Component data from apps and pages
☆ ☆ ☆ ☆ ☆ ☆ ☆
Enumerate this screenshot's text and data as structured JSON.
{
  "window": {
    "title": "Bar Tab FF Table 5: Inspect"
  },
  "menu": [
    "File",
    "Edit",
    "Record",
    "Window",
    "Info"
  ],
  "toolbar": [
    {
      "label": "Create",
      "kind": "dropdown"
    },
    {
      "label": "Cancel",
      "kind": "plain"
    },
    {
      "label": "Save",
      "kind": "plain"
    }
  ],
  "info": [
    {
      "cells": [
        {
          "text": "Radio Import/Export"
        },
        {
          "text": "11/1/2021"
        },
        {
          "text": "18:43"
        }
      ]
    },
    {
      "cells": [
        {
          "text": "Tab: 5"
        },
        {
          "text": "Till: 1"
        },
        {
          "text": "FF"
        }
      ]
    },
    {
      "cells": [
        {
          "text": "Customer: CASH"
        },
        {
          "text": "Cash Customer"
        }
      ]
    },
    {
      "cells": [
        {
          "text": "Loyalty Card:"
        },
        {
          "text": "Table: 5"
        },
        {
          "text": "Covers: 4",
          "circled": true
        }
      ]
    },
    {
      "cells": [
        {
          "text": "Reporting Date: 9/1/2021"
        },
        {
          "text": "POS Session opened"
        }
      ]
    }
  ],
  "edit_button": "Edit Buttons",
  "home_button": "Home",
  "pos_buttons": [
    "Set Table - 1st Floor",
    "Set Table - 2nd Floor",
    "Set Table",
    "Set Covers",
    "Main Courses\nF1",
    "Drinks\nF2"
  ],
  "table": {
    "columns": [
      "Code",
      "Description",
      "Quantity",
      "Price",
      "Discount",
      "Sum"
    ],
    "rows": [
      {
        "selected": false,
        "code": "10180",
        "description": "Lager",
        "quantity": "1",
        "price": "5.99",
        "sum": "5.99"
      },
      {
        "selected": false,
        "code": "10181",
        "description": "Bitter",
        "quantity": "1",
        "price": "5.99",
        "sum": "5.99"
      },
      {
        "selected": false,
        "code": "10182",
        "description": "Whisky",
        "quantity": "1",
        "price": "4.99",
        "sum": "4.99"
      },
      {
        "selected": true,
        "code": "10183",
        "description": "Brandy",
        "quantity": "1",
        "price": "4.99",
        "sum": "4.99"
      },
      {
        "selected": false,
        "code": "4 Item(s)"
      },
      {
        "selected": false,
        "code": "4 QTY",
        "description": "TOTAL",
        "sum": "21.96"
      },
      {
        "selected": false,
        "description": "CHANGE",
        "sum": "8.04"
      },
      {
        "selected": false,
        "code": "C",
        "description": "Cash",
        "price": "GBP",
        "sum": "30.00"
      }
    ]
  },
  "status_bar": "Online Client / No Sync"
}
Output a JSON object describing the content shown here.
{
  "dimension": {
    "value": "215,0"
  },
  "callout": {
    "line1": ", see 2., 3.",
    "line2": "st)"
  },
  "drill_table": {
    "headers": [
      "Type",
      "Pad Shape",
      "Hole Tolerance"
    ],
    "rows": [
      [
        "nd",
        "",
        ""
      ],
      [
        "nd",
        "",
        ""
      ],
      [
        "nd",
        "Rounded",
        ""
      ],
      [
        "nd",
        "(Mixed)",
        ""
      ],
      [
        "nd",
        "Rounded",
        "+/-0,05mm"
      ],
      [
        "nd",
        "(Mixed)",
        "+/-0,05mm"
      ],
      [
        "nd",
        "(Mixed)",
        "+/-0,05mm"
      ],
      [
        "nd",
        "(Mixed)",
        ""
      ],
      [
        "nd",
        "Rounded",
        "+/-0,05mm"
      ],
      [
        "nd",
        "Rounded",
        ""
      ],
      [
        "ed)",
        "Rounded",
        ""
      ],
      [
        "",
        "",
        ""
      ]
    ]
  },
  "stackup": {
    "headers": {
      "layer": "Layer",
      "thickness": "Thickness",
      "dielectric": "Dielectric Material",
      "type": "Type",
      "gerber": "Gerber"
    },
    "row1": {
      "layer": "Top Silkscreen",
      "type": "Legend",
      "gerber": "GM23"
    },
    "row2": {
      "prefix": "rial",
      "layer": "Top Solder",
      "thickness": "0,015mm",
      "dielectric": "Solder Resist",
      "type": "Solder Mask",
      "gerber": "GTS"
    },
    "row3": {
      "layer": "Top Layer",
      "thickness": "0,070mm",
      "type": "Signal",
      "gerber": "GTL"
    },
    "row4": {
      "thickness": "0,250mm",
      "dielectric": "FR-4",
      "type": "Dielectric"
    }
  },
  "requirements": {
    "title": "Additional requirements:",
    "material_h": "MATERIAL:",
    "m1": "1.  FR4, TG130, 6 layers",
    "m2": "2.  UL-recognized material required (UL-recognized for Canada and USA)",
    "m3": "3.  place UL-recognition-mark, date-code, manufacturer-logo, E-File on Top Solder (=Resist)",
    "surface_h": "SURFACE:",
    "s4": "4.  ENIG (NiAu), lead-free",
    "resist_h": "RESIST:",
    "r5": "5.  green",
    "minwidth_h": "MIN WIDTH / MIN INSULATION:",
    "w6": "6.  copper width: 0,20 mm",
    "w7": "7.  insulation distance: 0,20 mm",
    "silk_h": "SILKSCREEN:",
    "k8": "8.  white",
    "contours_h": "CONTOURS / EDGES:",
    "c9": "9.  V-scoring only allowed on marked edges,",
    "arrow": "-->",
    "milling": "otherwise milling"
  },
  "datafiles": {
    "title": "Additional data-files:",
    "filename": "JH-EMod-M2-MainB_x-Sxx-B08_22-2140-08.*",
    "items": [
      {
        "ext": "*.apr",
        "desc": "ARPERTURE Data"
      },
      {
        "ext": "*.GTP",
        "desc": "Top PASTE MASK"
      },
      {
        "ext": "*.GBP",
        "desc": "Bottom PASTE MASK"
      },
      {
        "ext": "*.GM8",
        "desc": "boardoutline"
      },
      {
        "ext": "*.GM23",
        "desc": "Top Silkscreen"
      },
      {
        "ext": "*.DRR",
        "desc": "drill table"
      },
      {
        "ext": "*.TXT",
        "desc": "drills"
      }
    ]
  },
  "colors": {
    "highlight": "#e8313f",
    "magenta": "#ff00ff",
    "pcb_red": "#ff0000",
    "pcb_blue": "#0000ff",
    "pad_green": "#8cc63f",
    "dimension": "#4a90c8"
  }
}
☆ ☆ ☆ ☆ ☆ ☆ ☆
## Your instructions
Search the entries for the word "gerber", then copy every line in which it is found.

## Result for this exercise
      "gerber": "Gerber"
      "gerber": "GM23"
      "gerber": "GTS"
      "gerber": "GTL"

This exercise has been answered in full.